Volkswagen’s Dieselgate settlement with American owners of its cheaty diesel cars will cost the company more than $15 billion, or five billion dollars more than was originally reported, according to Bloomberg. More than $10 billion of that is slated just to go to Volkswagen owners.
The reported settlement also leaves less than $3 billion left over in Volkswagen’s initial Dieselgate fund for pending legal actions and investigations in the rest of the entire world.
Here are the financial details of how it will work:
Car owners will get a total of $10.03 billion, which covers both the value of their vehicles before the scandal became public last September and compensation payments of as much as $10,000 apiece, two people familiar with the negotiations said. Those figures could rise if VW misses certain repair deadlines.
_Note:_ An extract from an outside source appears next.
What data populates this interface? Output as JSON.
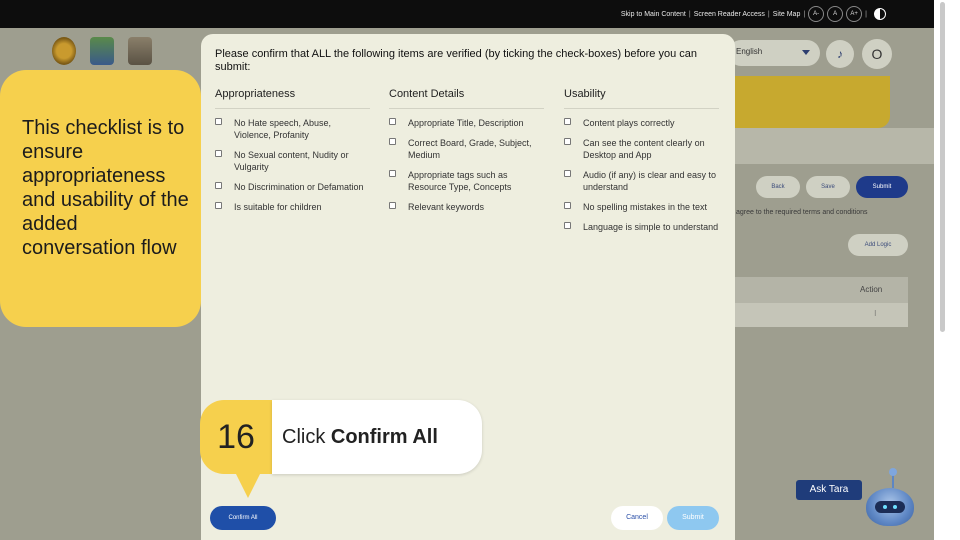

The compensation figure jumped over the past few days, these people said, as the parties changed their estimates on what it would take to get some 85 percent of owners to trade in their vehicles under the settlement.
The rest of the settlement includes $2.7 billion for the Environmental Protection Agency and the California Air Resources Board, and an additional $2 billion for research into clean-emissions technology, Bloomberg reported.
There’s a further settlement with individual states as well, possibly to the tune of another $400 million. There’s also no exact timetable yet for when any of this will come to fruition, or how VW owners will be able to make a claim for their cars.
But as we said earlier today, this is definitely not the end. There are still multiple lawsuits pending in many different countries, along with pissed off shareholders and regulators. Not to mention any lingering depression in sales that can be attributed to the scandal.